“We did some position-specific stuff even today during the workout, team run this morning, and (Knowles was) like, ‘Go ahead, go run individual,’” Laurinaitis said. “You have to make sure you're always speaking the same language as the D-coordinator, especially when he's the linebacker coach. And I had to do it a year ago, under Al Golden. I was trusted with the linebacker room, but you're making sure you're speaking the language of what – you can't be saying stuff that is contrary to what your boss wants to be taught. So I’m still learning all those things.
“But from my understanding, it's ‘Hey, you know, really go and attack it and coach the room.’ So film study, preparation, individual drills, and give him the freedom that he really had the last few years of his career, from my understanding, is the ability to kind of walk around practice and kind of see different areas of the game.”
While McFarland already knew Knowles’ defensive system before they arrived at Ohio State, as McFarland previously worked with Knowles at Oklahoma State, Laurinaitis is still familiarizing himself with Knowles’ defensive scheme. That said, Knowles believes Laurinaitis can be an immediate asset to Ohio State’s linebackers from a technique standpoint, given Laurinaitis’ history as a three-time All-American for the Buckeyes and an eight-year NFL veteran.
“I think it's good to have someone come in, who can work with them individually, technique-wise, and maybe do some different things than I've done,” Knowles said. “Whereas I may have coached something one way, he can say, ‘Well, you know, this is how I did it,’ or ‘This is how we did it in the NFL. This is what helped me make plays.’ He can say, ‘I made a lot of plays using this technique.’ So the system’s going to be the system, but he can bring a lot of new things to our players, and that'll be good for them.”
Although he’s entering just his second year as a coach at any level, Laurinaitis has high aspirations for his coaching career. And even though he’s not a full-time position coach yet, he’s going to hold himself to the same standard this year as if he was.
“I think for me, it all starts with, can I be the best linebacker coach in the country? And can I aspire to do that at my alma mater? I think that kind of to me is the first thing that comes to mind,” Laurinaitis said when asked what his long-term goal as a coach is. “And so I'll attack this year with that vision.”

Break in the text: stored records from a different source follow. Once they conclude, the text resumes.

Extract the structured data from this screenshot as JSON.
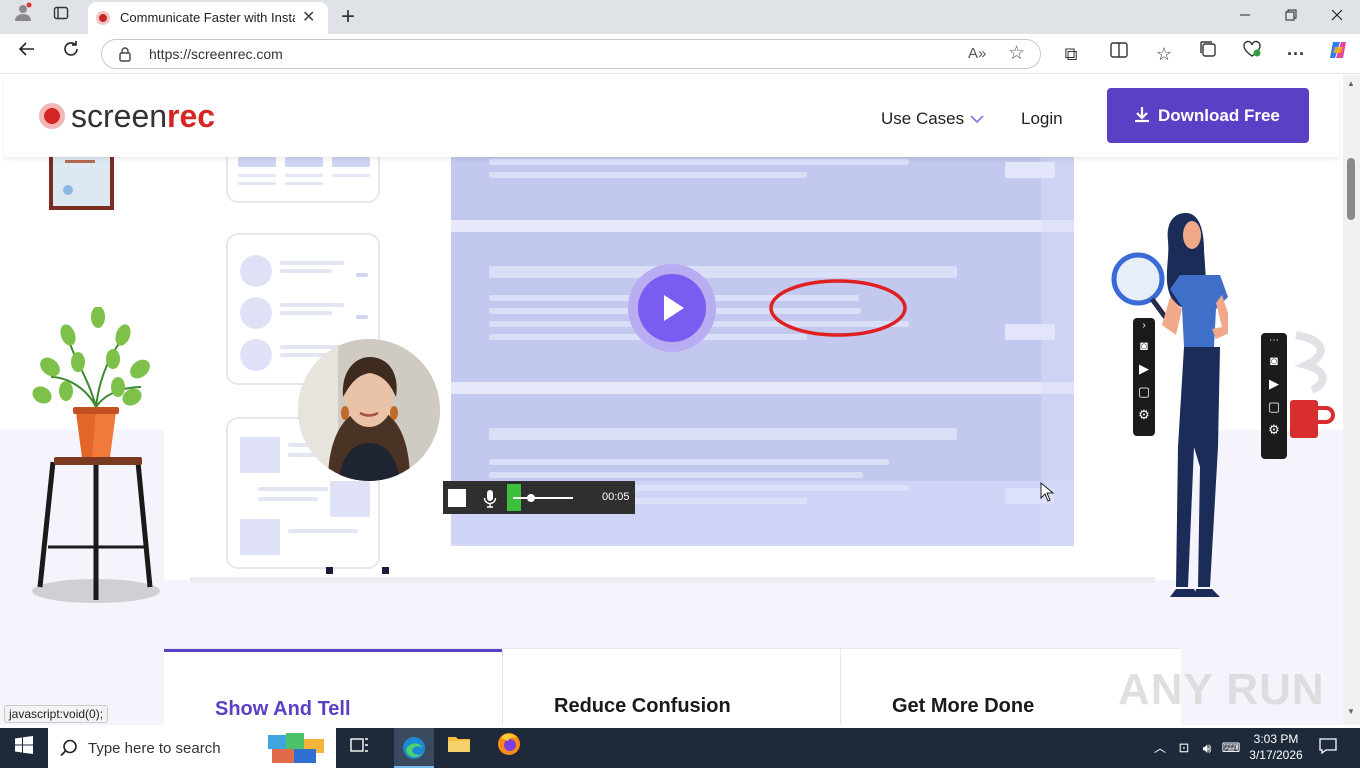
{
  "browser": {
    "tab_title": "Communicate Faster with Instant",
    "url": "https://screenrec.com",
    "new_tab_label": "+"
  },
  "header": {
    "logo_text_1": "screen",
    "logo_text_2": "rec",
    "nav_use_cases": "Use Cases",
    "nav_login": "Login",
    "download_label": "Download Free"
  },
  "player": {
    "time": "00:05"
  },
  "features": [
    {
      "label": "Show And Tell",
      "active": true
    },
    {
      "label": "Reduce Confusion",
      "active": false
    },
    {
      "label": "Get More Done",
      "active": false
    }
  ],
  "status_bar": "javascript:void(0);",
  "watermark": "ANY RUN",
  "taskbar": {
    "search_placeholder": "Type here to search",
    "time": "3:03 PM",
    "date": "3/17/2026"
  },
  "colors": {
    "brand_purple": "#5b3fc4",
    "accent_red": "#d62525",
    "play_purple": "#7b5cf0"
  }
}
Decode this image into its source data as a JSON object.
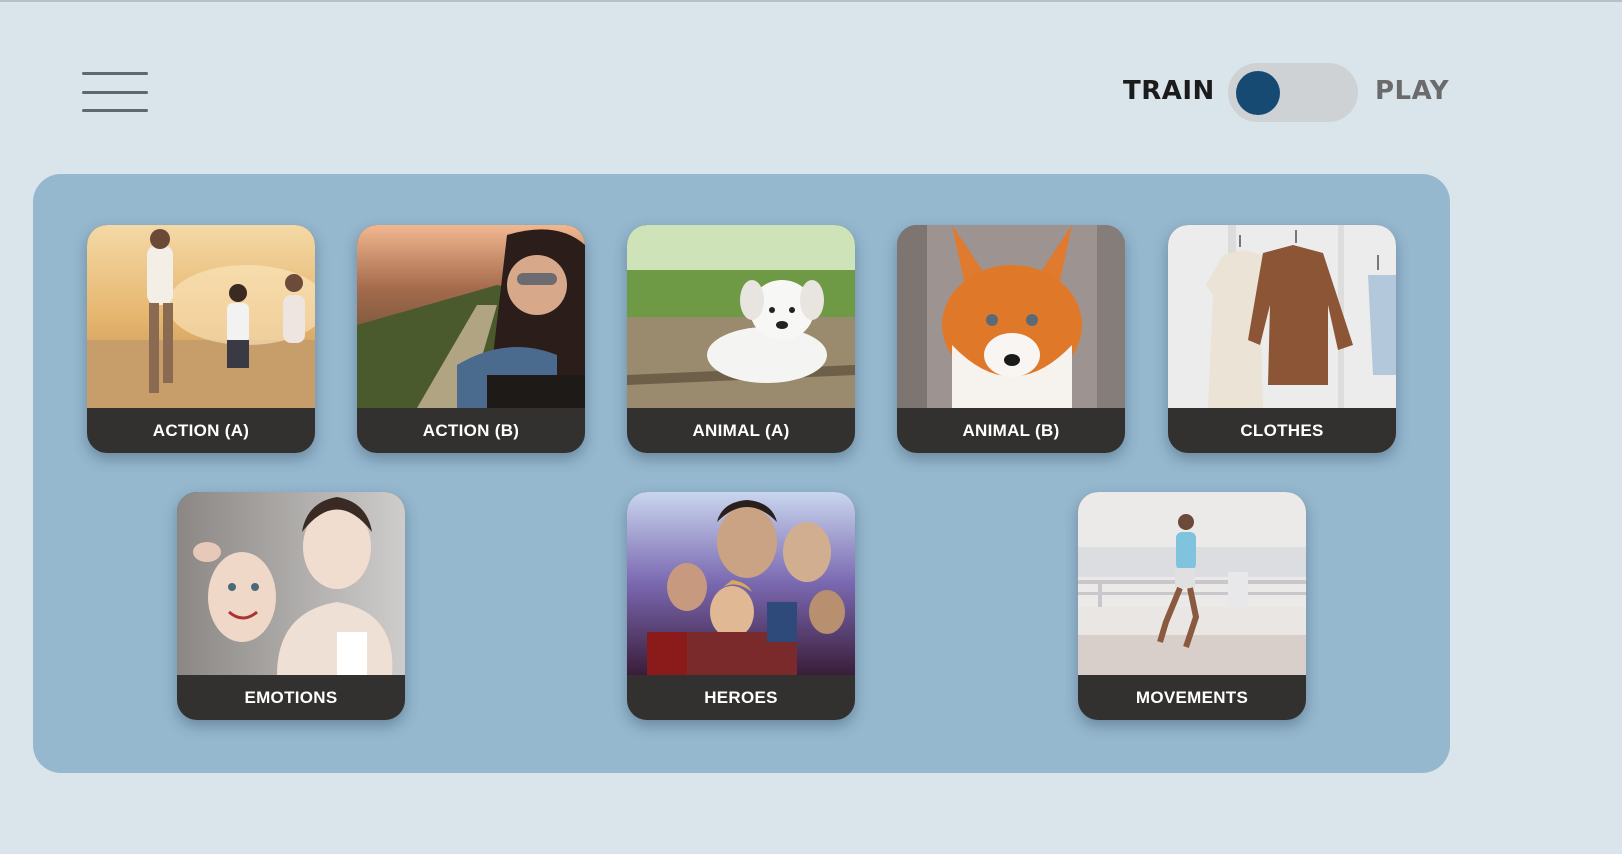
{
  "header": {
    "menu_icon": "hamburger-menu-icon",
    "train_label": "TRAIN",
    "play_label": "PLAY",
    "mode_state": "train"
  },
  "colors": {
    "background": "#d9e4eb",
    "panel": "#95b8cf",
    "card_label_bg": "#333030",
    "toggle_knob": "#174a73",
    "toggle_track": "#cfd2d4"
  },
  "categories": [
    {
      "label": "ACTION (A)",
      "image": "family running on beach"
    },
    {
      "label": "ACTION (B)",
      "image": "woman with sunglasses leaning out of car window"
    },
    {
      "label": "ANIMAL (A)",
      "image": "white puppy lying on wooden deck"
    },
    {
      "label": "ANIMAL (B)",
      "image": "red fox face"
    },
    {
      "label": "CLOTHES",
      "image": "clothes on hangers"
    },
    {
      "label": "EMOTIONS",
      "image": "woman holding smiling mask"
    },
    {
      "label": "HEROES",
      "image": "superhero movie poster"
    },
    {
      "label": "MOVEMENTS",
      "image": "man running on promenade"
    }
  ]
}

Laurinaitis can draw inspiration from his former Ohio State teammate and new colleague Brian Hartline, who began his own coaching career at Ohio State as a quality control coach in 2017 and is now the Buckeyes’ offensive coordinator just six years later after already establishing himself as college football’s top wide receivers coach.
“To see the growth that he's had, and to see, I mean, obviously his recruiting is incredible, but also just the development of that room, and to see him continue to grow has been encouraging. He's a great example of what can happen,” Laurinaitis said. “He's a great example of just a guy who put the work in, willing to go and a good template for former guys who want to come in and try to work and aspire to kind of grow in this profession.”

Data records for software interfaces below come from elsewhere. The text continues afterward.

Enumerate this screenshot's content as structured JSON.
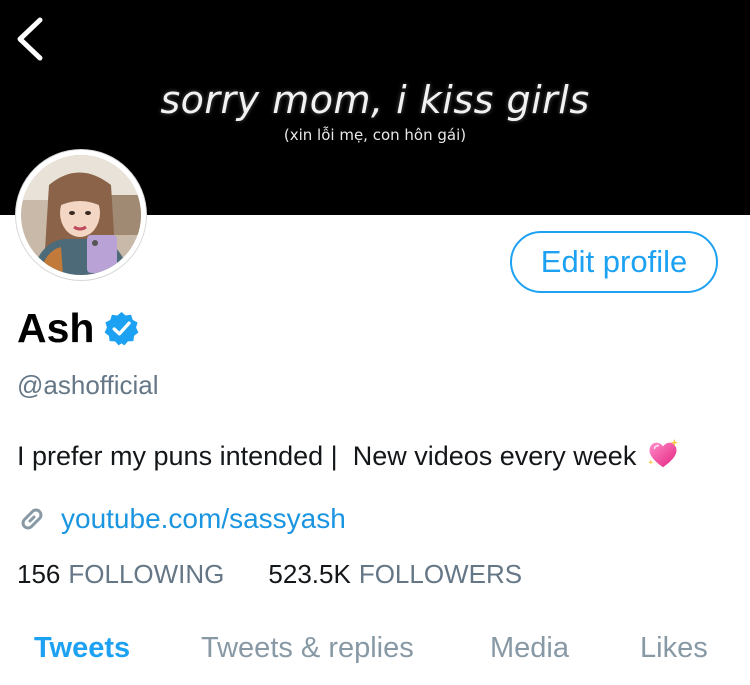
{
  "banner": {
    "title": "sorry mom, i kiss girls",
    "subtitle": "(xin lỗi mẹ, con hôn gái)"
  },
  "icons": {
    "back": "chevron-left-icon",
    "verified": "verified-badge-icon",
    "link": "link-icon",
    "bio_emoji": "sparkling-heart-icon"
  },
  "colors": {
    "accent": "#1da1f2",
    "link": "#1b95e0",
    "muted": "#657786",
    "banner_bg": "#000000"
  },
  "profile": {
    "edit_label": "Edit profile",
    "name": "Ash",
    "handle": "@ashofficial",
    "bio": "I prefer my puns intended |  New videos every week",
    "link": "youtube.com/sassyash"
  },
  "stats": {
    "following_count": "156",
    "following_label": "FOLLOWING",
    "followers_count": "523.5K",
    "followers_label": "FOLLOWERS"
  },
  "tabs": [
    {
      "label": "Tweets",
      "active": true
    },
    {
      "label": "Tweets & replies",
      "active": false
    },
    {
      "label": "Media",
      "active": false
    },
    {
      "label": "Likes",
      "active": false
    }
  ]
}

Both Day and Knowles believe Laurinaitis has a bright future in coaching, so they’re glad to have him working alongside them now.
“He's passionate. He's committed. He understands the game. Both the micro and macro detail,” Knowles said. “He's just a football guy all-around, who's intelligent and hardworking. Played the game at the highest level. There's so many positives for him in terms of his career.”